Mesa Musings: Air base brought us together

I was privileged to attend the 36th Santa Ana Army Air Base (SAAAB) reunion Feb. 25 at Orange Coast College.

The event, which OCC has hosted annually since the reunion's inception in 1977, celebrated the 70th anniversary of the base's opening in 1942. Fifty World War II veterans attended.

SAAAB, in operation from 1942 through 1946, encompassed 1,336 acres and covered one-fifth of what is today the city of Costa Mesa. The base included OCC's campus, the Orange County Fairgrounds, Costa Mesa High School, Vanguard University, TeWinkle Park and the Civic Center.

Nearly 150,000 pilots, navigators and bombardiers — including my father — trained at the base.

As I entered the reunion's display area I spied a large poster featuring the story of my family's ties to the base. I was deeply moved.

My mom and dad first met at SAAAB in 1943. They were married in 1944 (68 years ago this week), and had their first child — me — in 1945.

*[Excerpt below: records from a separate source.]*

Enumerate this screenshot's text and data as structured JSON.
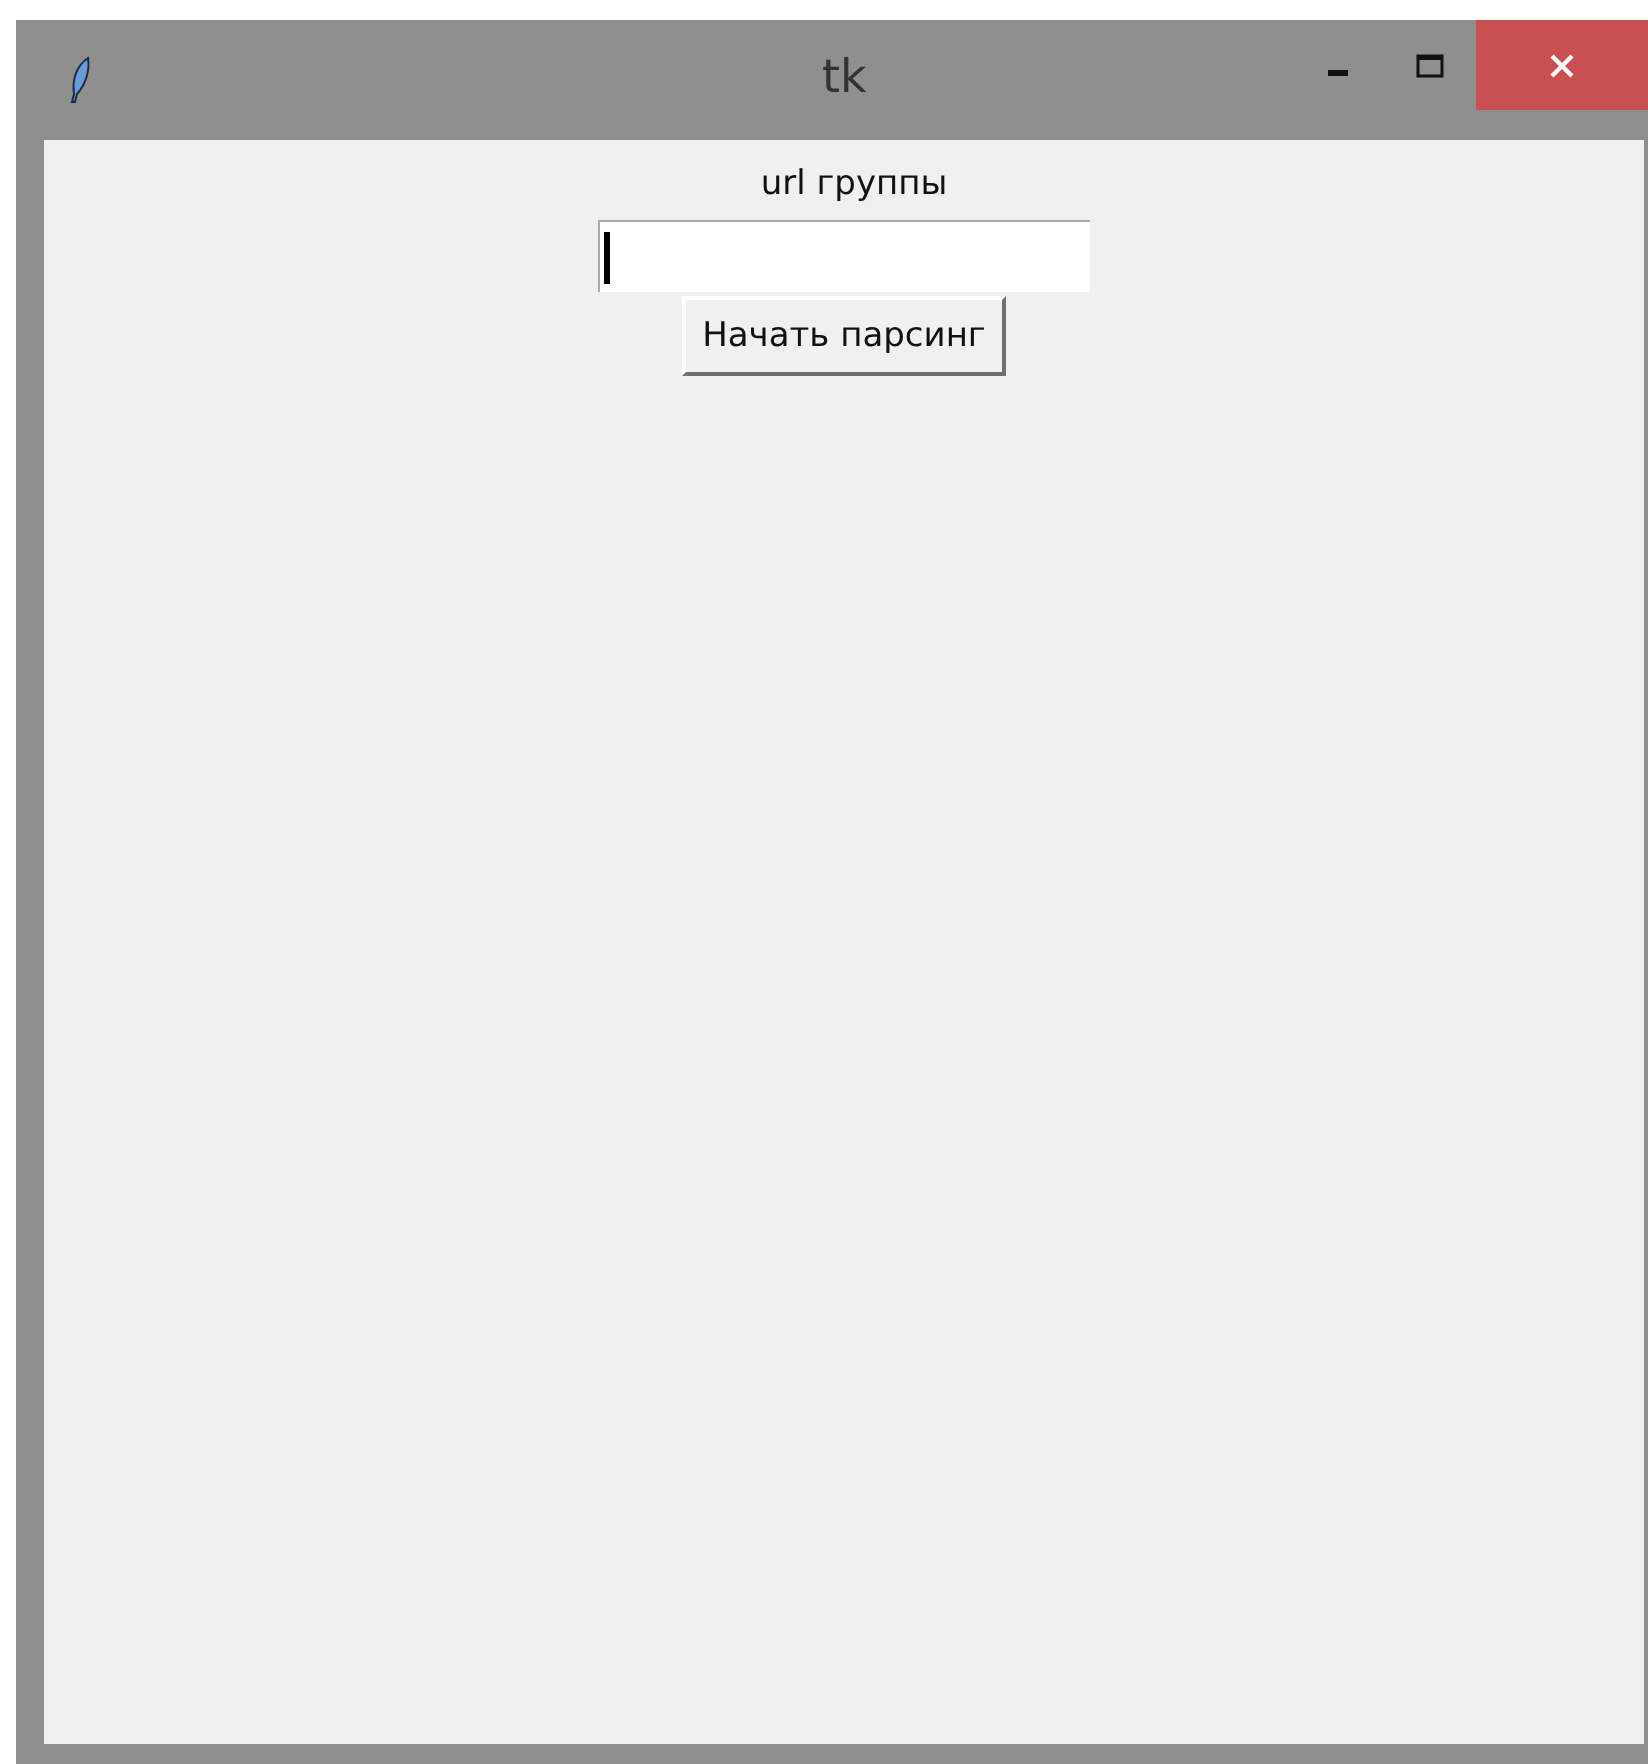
{
  "window": {
    "title": "tk"
  },
  "form": {
    "label": "url группы",
    "url_field": {
      "focused": true
    },
    "start_button": "Начать парсинг"
  }
}
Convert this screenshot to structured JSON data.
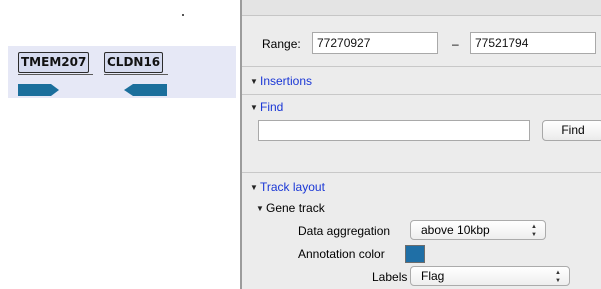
{
  "genome_view": {
    "genes": [
      {
        "label": "TMEM207",
        "strand": "+"
      },
      {
        "label": "CLDN16",
        "strand": "-"
      }
    ],
    "colors": {
      "track_background": "#e6e8f6",
      "arrow_fill": "#1b6f9c",
      "label_background": "#d6dbef"
    }
  },
  "panel": {
    "range": {
      "label": "Range:",
      "start": "77270927",
      "separator": "–",
      "end": "77521794"
    },
    "sections": {
      "insertions": "Insertions",
      "find": "Find",
      "track_layout": "Track layout"
    },
    "find": {
      "value": "",
      "button": "Find"
    },
    "gene_track": {
      "title": "Gene track",
      "data_aggregation": {
        "label": "Data aggregation",
        "value": "above 10kbp"
      },
      "annotation_color": {
        "label": "Annotation color",
        "color": "#1f6fa6"
      },
      "labels": {
        "label": "Labels",
        "value": "Flag"
      }
    },
    "colors": {
      "section_link": "#1a37d6",
      "panel_background": "#ececec"
    }
  }
}
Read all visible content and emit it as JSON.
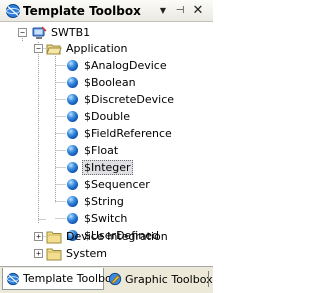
{
  "panel": {
    "title": "Template Toolbox",
    "menu_glyph": "▼",
    "pin_glyph": "⊣",
    "close_glyph": "✕",
    "icon": "toolbox-globe-icon"
  },
  "tree": {
    "root": {
      "label": "SWTB1",
      "icon": "workstation-icon",
      "expanded": true
    },
    "folders": [
      {
        "label": "Application",
        "icon": "folder-open-icon",
        "expanded": true,
        "items": [
          {
            "label": "$AnalogDevice",
            "icon": "template-ball-icon"
          },
          {
            "label": "$Boolean",
            "icon": "template-ball-icon"
          },
          {
            "label": "$DiscreteDevice",
            "icon": "template-ball-icon"
          },
          {
            "label": "$Double",
            "icon": "template-ball-icon"
          },
          {
            "label": "$FieldReference",
            "icon": "template-ball-icon"
          },
          {
            "label": "$Float",
            "icon": "template-ball-icon"
          },
          {
            "label": "$Integer",
            "icon": "template-ball-icon",
            "selected": true
          },
          {
            "label": "$Sequencer",
            "icon": "template-ball-icon"
          },
          {
            "label": "$String",
            "icon": "template-ball-icon"
          },
          {
            "label": "$Switch",
            "icon": "template-ball-icon"
          },
          {
            "label": "$UserDefined",
            "icon": "template-ball-icon"
          }
        ]
      },
      {
        "label": "Device Integration",
        "icon": "folder-closed-icon",
        "expanded": false
      },
      {
        "label": "System",
        "icon": "folder-closed-icon",
        "expanded": false
      }
    ]
  },
  "tabs": [
    {
      "label": "Template Toolbox",
      "icon": "toolbox-globe-icon",
      "active": true
    },
    {
      "label": "Graphic Toolbox",
      "icon": "graphic-toolbox-icon",
      "active": false
    }
  ],
  "colors": {
    "selection_bg": "#e0dfe3",
    "tab_strip_bg": "#ece9d8",
    "title_bg": "#ebe9e2"
  }
}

Included on the reunion poster was a wedding portrait of Mom and Dad. Pops was smartly bedecked in his U.S. Army Air Corps uniform.

In 1942, my grandfather, William Thomlinson — assistant chef at the Earl Carroll Theater, a Hollywood nightclub at Sunset Boulevard and Vine Street — was recruited to open the new preflight training facility on the bluff overlooking Newport Beach.

He was executive chef for the base's 11 mess halls. He, my grandmother and my 18-year-old mother bought a small home on Balboa Island.

My mother, Betty Jean Thomlinson, a recent Santa Monica High School graduate, was hired as secretary to the manager of the air base's mess halls, Maj. Philip Caldwell.

My father, Bill Carnett, who didn't yet know my mom, completed cadet training at SAAAB, but washed out of flight school in Texas due to an inner-ear problem. He returned to the base as a tech sergeant and ran one of the mess halls.

My mom's first impression of the base was that it was desolate.

"There wasn't a blade of grass anywhere, except for the front of the headquarters building," she recalled. "Most roads were tar, and Jeeps were everywhere."

Her office was near the parade ground, not far from the base's Baker Street entrance. I've lived within a few hundred yards of that hallowed space for the last 37 years.

She met Bill Carnett, the good-looking Mess 11 sergeant, and they began dating.

"He'd hitchhike from the base to Balboa Island," she said. "We'd walk to the ferry and attend movies at the Balboa Theater. We had to catch the 11 p.m. ferry back or we'd be stranded."

Bill would occasionally borrow a friend's car and take Betty to a film at the Lido Theatre. Or, they'd go into Santa Ana.

"We had a favorite upstairs café on Fifth Street. You rarely saw soldiers in Newport at night because it was under blackout. There were concerns about submarine attacks. Santa Ana had no such restrictions, so cadets flocked there."

On a couple of occasions, they drove into L.A. to go dancing.

Bill and Betty were married in Corona del Mar's Chapel by the Sea on March 8, 1944. Bill and Effie Thomlinson –- my grandparents –- were in attendance and hosted the reception at their Balboa Island home. The cake, made by my grandfather, was served with champagne.

The couple honeymooned at the Coast Inn in Laguna Beach. They remained married for 62 years, until my father's death in 2006.

For the first two weeks of their marriage, Bill and Betty lived in a rented room on Broadway in Costa Mesa. They then rented a room on the Grand Canal on Little Island. Finally, they moved into the apartment behind my grandparents' home on Marine Avenue.

My mom continued to work at the air base until late 1944. I was born in January of '45. My parents, my two siblings and I moved to Costa Mesa in 1952.

The war officially ended Sept. 2, 1945.

"With that, we all breathed a sigh of relief," my mom recalled.

JIM CARNETT lives in Costa Mesa. His column runs Tuesdays.

Copyright © 2019, Daily Pilot
EDITION: California | U.S. & World